- G. Tudó, J. González-Martín, R. Obama et al., “Molecular epidemiology of tuberculosis in the Bata and Malabo districts of Equatorial Guinea,” International Journal of Tuberculosis and Lung Disease, vol. 8, no. 12, pp. 1458–1463, 2004.
- J. Cacho Calvo, J. Astray Mochales, A. Pérez Meixeira et al., “Ten-year population-based molecular epidemiological study of tuberculosis transmission in the metropolitan area of Madrid, Spain,” International Journal of Tuberculosis and Lung Disease, vol. 9, no. 11, pp. 1236–1241, 2005.
- M. Moro, G. Salamina, A. Gori et al., “Two-year population-based molecular epidemiological study of tuberculosis transmission in the Metropolitan area of Milan, Italy,” European Journal of Clinical Microbiology and Infectious Diseases, vol. 21, no. 2, pp. 114–122, 2002.
- D. van Soolingen, M. W. Borgdorff, P. E. W. de Haas et al., “Molecular epidemiology of tuberculosis in the Netherlands: a nationwide study from 1993 through 1997,” Journal of Infectious Diseases, vol. 180, no. 3, pp. 726–736, 1999.
- Z. H. Yang, P. E. W. de Haas, C. H. Wachmann, D. van Soolingen, J. D. A. van Embden, and A. B. Andersen, “Molecular epidemiology of tuberculosis in Denmark in 1992,” Journal of Clinical Microbiology, vol. 33, no. 8, pp. 2077–2081, 1995.
- M. Žolnir-Dovč, M. Poljak, D. Eržen, and J. Şorli, “Molecular epidemiology of tuberculosis in Slovenia: results of a one-year (2001) nation-wide study,” Scandinavian Journal of Infectious Diseases, vol. 35, no. 11-12, pp. 863–868, 2003.

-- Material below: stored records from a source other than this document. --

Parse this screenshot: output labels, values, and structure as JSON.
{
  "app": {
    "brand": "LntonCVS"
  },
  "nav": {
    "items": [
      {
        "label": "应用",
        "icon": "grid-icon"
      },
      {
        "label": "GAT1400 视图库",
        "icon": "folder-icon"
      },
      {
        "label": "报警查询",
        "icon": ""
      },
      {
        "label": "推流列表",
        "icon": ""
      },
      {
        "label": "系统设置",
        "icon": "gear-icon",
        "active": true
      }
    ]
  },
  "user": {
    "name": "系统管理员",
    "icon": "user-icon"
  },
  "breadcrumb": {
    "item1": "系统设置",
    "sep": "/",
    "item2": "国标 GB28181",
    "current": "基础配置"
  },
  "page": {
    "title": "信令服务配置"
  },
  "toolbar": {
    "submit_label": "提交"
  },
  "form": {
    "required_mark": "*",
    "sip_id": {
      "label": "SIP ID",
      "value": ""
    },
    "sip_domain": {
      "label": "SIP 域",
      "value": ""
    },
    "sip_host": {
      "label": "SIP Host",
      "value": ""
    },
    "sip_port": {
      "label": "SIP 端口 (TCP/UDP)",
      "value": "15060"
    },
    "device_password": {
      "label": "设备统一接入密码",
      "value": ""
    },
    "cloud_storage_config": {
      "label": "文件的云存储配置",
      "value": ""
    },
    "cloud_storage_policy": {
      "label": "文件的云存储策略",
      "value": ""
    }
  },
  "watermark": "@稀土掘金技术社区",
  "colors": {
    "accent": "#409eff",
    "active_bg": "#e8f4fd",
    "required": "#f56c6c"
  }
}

- K. S. Blackwood, A. Al-Azem, L. J. Elliott, E. S. Hershfield, and A. M. Kabani, “Conventional and molecular epidemiology of Tuberculosis in Manitoba,” BMC Infectious Diseases, vol. 3, article 18, 2003.
- P. F. Barnes, Z. Yang, S. Preston-Martin et al., “Patterns of tuberculosis transmission in Central Los Angeles,” Journal of the American Medical Association, vol. 278, no. 14, pp. 1159–1163, 1997.
- A. Vachée, P. Vincent, C. Savage et al., “Molecular epidemiology of tuberculosis in the Nord department of France during 1995,” Tubercle and Lung Disease, vol. 79, no. 6, pp. 361–366, 1999.
- H. Maguire, J. W. Dale, T. D. McHugh et al., “Molecular epidemiology of tuberculosis in London 1995-7 showing low rate of active transmission,” Thorax, vol. 57, no. 7, pp. 617–622, 2002.
- A. Genewein, A. Telenti, C. Bernasconi et al., “Molecular approach to identifying route of transmission of tuberculosis in the community,” The Lancet, vol. 342, no. 8875, pp. 841–844, 1993.
- D. van Soolingen, “Molecular epidemiology of tuberculosis and other mycobacterial infections: main methodologies and achievements,” Journal of Internal Medicine, vol. 249, no. 1, pp. 1–26, 2001.
- J. R. Glynn, J. Bauer, A. S. de Boer et al., “Interpreting DNA fingerprint clusters of Mycobacterium tuberculosis. European concerted action on molecular epidemiology and control of tuberculosis,” International Journal of Tuberculosis and Lung Disease, vol. 3, no. 12, pp. 1055–1060, 1999.
- D. P. Chin, C. M. Crane, M. Y. Diul et al., “Spread of Mycobacterium tuberculosis in a community implementing recommended elements of tuberculosis control,” Journal of the American Medical Association, vol. 283, no. 22, pp. 2968–2974, 2000.
- J. A. Caminero, M. J. Pena, M. I. Campos-Herrero et al., “Epidemiological evidence of the spread of a Mycobacterium tuberculosis strain of the Beijing genotype on Gran Canaria Island,” American Journal of Respiratory and Critical Care Medicine, vol. 164, no. 7, pp. 1165–1170, 2001.
- C. L. Daley, P. M. Small, G. F. Schecter et al., “An outbreak of tuberculosis with accelerated progression among persons infected with the human immunodeficiency virus: an analysis using restriction-fragment-length polymorphisms,” The New England Journal of Medicine, vol. 326, no. 4, pp. 231–235, 1991.
- A. Pérez, H. S. Brown III, and B. I. Restrepo, “Association between tuberculosis and diabetes in the Mexican border and non-border regions of Texas,” American Journal of Tropical Medicine and Hygiene, vol. 74, no. 4, pp. 604–611, 2006.